But there were people who dealt differently with their meal like the cute kid opposite me, who without a clue was putting to practise principles of mergers and acquisitions, albeit on a smaller scale as she combined the isolated omelette with the vacant bread that tasted like feet, when everyone around were going for jam. Smart girl steered clear from the evil trinity of pongal, chutney and sambar.

Relief came much later after the tables were cleared,  in the form of packaged juice which seemed to obviously have escaped the chef’s intervention.

Whatever sensory satisfaction couldn’t possibly be achieved through my mouth, I was attempting with the eyes. After all the Chennai-Bangalore route is quite the picturesque stretch. But how was fate going to let my redemption be such a low hanging fruit if the turn of events since daybreak were anything to go by. I was gorging on the green strokes of the creator’s artistry as the morning’s culinary fiasco was starting to dissolve from my memory,till a fateful forearm came in my viewing perimeter. The density of the forest outside the window became a redundant sight before its miniature manifestation in the  hairy hands of the person next to me. He had all of Anil Kapoor‘s body hair in his forearms alone. So long to the audacity to sight see.
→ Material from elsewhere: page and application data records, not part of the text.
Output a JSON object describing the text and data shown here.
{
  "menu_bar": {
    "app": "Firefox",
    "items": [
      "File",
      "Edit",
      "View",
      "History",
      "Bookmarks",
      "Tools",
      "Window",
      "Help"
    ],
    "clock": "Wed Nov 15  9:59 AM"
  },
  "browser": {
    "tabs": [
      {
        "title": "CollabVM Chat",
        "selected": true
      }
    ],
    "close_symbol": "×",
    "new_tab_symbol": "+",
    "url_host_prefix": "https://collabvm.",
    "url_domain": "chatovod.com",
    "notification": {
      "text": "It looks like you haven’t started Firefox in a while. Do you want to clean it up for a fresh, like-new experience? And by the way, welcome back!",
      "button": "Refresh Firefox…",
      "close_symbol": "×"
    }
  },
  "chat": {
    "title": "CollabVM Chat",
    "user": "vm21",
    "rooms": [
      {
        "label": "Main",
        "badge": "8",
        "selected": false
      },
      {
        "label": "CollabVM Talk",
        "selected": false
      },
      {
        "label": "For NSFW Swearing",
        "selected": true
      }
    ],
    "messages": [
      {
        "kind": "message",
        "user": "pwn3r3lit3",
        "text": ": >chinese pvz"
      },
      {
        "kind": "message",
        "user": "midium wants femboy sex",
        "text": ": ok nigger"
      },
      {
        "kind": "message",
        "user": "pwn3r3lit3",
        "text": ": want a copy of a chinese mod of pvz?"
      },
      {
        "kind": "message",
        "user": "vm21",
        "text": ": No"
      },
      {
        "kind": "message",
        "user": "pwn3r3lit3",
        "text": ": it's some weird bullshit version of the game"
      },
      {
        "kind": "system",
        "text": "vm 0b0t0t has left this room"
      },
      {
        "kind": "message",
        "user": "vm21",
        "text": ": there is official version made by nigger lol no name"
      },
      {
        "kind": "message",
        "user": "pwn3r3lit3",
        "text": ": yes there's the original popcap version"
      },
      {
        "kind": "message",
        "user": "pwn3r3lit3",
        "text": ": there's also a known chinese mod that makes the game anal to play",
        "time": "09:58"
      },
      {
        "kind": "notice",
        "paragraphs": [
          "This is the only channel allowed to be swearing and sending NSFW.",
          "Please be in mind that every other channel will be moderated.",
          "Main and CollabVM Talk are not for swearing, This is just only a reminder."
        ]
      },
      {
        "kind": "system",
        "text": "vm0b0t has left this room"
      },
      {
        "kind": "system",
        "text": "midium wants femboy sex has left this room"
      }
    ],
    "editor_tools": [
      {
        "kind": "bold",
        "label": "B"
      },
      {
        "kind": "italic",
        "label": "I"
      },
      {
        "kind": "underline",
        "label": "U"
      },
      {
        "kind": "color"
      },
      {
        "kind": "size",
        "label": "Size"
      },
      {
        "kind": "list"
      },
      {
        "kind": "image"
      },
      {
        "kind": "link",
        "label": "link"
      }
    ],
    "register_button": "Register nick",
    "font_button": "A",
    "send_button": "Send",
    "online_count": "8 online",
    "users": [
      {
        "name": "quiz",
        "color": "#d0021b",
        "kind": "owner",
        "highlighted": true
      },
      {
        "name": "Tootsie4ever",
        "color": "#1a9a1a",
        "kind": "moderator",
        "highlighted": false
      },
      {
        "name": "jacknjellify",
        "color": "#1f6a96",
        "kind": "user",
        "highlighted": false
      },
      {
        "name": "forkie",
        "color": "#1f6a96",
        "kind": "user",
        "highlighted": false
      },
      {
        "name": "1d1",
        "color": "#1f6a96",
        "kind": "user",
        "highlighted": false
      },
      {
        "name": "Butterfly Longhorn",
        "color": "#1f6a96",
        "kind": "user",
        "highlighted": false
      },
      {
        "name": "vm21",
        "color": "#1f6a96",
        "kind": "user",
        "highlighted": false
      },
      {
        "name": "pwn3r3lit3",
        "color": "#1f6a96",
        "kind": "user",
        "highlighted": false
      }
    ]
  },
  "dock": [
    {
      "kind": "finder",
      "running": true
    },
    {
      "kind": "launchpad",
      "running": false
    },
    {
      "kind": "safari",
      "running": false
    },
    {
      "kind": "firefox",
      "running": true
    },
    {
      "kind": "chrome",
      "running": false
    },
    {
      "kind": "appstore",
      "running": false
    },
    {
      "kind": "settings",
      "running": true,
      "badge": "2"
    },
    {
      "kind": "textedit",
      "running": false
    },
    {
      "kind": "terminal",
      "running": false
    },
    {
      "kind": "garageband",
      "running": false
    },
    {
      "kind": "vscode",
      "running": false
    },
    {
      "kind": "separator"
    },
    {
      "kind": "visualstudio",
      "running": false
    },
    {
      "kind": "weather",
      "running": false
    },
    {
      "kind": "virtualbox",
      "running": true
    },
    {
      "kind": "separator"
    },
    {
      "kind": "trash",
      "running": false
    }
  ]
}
My train called itself a “Super Fast Express“. Yeah, it continued to do so with another hundred kilometres to cover, twenty minutes past the scheduled time of arrival. It was like going through one of my worst nightmare in exaggerated slow motion, without being able to wake up. Rahman came to my rescue briefly, when the Railways didn’t. I thankfully had made a playlist full of his songs which helped me slip into a blissful sleep. I was musing on a million things -internal and external, like my defeated taste buds on the tired tongue, the limbs that had forgotten to stretch; courtesy of the encroachment from the seat nearby, the promises the trip held ahead, the pretty woman who was wearing a sari relevant from her grandmother’s era and whether I would go on live till seventy five.

I woke up to the sonorous screech of the train. Never had anything been more music to the ears. The train had finally arrived at Bangalore. People were bursting out in all directions like stock characters in monster movies. But I was in no particular hurry, for I wanted to take a moment to ensconce in the full expanse of my seat for once, without having to contend for a piece of the arm rest with an entire village next to me. That epiphany, I got a slight inkling of how the first few minutes of the fifteenth night of August must have felt like in 1947.